Dr. Thomas Hammond
Office room number 5006
Tom graduated in 2006 with a BSc in Pharmacology from the University of Newcastle upon Tyne. Following a spell in industry working at both AstraZeneca and Ferring, Tom returned to academia to undertake both his MRes and PhD. Under the guidance of Dr Dominic Williams, Professor Kevin Park and Dr Gerry Kenna at the MRC Centre for Drug Safety at the University of Liverpool and in close collaboration with AstraZeneca, Tom spent the majority of his MRes investigating the role of Kupffer cells in drug induced liver injury. Upon progression to his PhD, Tom’s research focus developed into investigating the interactions of acyl glucuronide metabolites of carboxylic acid drugs with protein. This work culminated in the first mass-spectrometric identification of acyl glucuronide metabolites covalently bound to human serum albumin isolated from patients receiving diclofenac therapy. This finding reinforces anxiety over acyl glucuronidation as a metabolic pathway of toxicological consequence. Tom’s other research interests throughout his PhD were pharmacokinetics and the utility of continuous intravenous drug infusion models in pre-clinical toxicology. Tom joins the research group to work within the bioanalytical team to quantify steroids in biological matrices, and to investigate signaling pathways of orphan enzymes thought to be involved in steroid metabolism.

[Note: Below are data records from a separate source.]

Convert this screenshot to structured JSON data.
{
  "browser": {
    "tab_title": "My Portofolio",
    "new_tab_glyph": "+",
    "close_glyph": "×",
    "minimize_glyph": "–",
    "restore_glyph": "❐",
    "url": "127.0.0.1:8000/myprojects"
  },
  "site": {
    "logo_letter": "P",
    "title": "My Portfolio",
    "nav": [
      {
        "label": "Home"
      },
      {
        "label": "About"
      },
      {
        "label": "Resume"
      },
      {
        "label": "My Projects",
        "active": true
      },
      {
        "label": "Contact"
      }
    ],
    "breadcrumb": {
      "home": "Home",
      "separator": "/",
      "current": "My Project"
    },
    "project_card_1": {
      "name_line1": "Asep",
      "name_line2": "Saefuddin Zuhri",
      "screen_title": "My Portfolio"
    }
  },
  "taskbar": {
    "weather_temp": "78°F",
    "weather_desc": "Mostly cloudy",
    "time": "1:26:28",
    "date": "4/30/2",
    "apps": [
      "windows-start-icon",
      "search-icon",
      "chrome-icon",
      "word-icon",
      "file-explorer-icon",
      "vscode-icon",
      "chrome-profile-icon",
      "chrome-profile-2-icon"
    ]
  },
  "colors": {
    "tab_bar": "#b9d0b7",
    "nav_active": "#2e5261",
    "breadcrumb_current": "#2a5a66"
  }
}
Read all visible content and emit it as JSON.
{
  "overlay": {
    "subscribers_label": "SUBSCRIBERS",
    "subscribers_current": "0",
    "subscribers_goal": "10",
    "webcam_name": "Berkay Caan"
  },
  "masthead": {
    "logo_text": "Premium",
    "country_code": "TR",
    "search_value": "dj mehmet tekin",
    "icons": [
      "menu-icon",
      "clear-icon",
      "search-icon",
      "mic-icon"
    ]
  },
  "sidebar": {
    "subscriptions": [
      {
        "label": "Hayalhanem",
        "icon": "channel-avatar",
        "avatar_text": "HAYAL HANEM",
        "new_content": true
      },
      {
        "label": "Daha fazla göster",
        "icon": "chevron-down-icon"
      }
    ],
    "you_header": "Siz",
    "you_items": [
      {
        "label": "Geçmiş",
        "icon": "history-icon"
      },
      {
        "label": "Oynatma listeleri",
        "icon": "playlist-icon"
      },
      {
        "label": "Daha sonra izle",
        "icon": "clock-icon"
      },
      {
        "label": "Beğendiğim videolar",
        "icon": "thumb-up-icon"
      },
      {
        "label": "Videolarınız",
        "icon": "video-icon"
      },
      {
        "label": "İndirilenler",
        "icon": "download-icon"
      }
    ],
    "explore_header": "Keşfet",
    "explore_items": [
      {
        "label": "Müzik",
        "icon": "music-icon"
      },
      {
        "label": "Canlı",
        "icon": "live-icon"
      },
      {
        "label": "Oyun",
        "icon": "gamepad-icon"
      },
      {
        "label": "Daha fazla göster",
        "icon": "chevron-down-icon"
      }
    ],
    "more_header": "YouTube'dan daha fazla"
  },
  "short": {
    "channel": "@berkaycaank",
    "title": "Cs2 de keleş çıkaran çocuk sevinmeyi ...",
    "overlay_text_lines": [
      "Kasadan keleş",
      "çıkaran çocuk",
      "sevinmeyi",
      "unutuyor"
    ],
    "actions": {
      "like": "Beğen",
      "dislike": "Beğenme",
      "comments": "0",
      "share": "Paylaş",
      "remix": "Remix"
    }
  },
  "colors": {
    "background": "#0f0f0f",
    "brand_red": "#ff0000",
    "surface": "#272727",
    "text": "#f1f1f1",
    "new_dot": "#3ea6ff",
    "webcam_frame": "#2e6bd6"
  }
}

Regan SL, Maggs JL, Hammond TG, Lambert C, Williams DP and Park BK (2010) Acyl glucuronides: the good, the bad and the ugly. Biopharmaceutics & Drug Disposition 31:367-395
|Hammond, Thomas G.; Moes, Suzette; Youhanna, Sonia; Jennings, Paul; Devuyst, Olivier; Odermatt, Alex; Jenö, Paul: Development and characterization of a pseudo multiple reaction monitoring method for the quantification of human uromodulin in urine, in: Bioanalysis 8, 2016, H. 12, S. 1279-96. edoc (Open Access)|
|Seibert, Julia K.; Quagliata, Luca; Quintavalle, Cristina; Hammond, Thomas G.; Terracciano, Luigi; Odermatt, Alex: A role for the dehydrogenase DHRS7 (SDR34C1) in prostate cancer, in: Cancer medicine 4, 2015, H. 11, S. 1717-1729. edoc|